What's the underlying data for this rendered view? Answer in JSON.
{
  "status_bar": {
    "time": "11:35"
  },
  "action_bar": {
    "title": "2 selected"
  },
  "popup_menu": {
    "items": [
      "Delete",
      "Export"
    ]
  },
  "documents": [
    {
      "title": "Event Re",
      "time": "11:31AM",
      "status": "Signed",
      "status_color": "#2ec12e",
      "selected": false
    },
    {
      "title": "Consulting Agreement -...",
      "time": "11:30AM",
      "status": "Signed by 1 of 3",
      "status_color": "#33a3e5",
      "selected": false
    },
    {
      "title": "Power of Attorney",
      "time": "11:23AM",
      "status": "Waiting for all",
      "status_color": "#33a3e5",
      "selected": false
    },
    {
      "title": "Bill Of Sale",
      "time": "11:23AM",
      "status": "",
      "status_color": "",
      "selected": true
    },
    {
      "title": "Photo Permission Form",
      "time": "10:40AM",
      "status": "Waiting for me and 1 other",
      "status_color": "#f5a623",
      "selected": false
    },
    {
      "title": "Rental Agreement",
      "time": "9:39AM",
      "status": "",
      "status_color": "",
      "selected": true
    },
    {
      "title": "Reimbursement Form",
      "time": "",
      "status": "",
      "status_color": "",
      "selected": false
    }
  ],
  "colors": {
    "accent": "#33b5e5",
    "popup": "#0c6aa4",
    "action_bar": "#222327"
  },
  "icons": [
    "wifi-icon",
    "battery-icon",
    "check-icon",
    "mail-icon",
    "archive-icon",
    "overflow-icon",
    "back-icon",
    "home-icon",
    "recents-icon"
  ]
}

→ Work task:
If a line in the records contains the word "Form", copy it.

→ Answer for this exercise:
      "title": "Photo Permission Form",
      "title": "Reimbursement Form",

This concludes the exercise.